START Source material

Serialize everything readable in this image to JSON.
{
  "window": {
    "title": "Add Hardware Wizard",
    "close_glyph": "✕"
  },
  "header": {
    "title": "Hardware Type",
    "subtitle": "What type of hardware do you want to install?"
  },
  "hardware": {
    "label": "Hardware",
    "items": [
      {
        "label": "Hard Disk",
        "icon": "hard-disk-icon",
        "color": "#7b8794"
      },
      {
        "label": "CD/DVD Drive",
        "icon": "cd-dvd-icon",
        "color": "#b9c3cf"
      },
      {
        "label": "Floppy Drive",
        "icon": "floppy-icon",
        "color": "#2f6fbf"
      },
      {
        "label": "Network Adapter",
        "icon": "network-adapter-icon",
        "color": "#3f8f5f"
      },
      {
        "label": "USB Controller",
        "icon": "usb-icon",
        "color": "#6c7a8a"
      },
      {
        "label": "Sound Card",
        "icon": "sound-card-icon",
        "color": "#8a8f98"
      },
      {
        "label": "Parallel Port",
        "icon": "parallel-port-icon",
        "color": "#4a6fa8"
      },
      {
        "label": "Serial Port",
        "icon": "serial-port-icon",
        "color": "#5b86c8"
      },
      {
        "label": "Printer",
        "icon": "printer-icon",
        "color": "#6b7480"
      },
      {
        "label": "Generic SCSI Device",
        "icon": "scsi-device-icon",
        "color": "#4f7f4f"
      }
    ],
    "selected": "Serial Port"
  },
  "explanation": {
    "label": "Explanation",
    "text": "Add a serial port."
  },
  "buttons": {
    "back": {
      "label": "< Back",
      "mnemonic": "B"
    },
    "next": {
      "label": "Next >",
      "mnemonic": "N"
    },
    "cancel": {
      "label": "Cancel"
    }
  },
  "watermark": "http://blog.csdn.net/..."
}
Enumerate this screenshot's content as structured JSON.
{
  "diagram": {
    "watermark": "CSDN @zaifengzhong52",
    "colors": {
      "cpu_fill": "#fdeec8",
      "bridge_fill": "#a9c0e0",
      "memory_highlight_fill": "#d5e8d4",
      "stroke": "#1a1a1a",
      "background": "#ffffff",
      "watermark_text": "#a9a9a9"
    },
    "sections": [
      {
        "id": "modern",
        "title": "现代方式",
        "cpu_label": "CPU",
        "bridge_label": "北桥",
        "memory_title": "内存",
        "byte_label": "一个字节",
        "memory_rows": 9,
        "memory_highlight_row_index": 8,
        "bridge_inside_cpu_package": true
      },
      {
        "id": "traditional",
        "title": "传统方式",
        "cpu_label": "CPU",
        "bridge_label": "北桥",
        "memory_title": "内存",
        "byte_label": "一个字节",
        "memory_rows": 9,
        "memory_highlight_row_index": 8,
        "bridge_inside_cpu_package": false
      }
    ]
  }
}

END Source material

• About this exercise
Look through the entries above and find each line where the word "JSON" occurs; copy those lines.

• Written reply
Serialize everything readable in this image to JSON.
Enumerate this screenshot's content as structured JSON.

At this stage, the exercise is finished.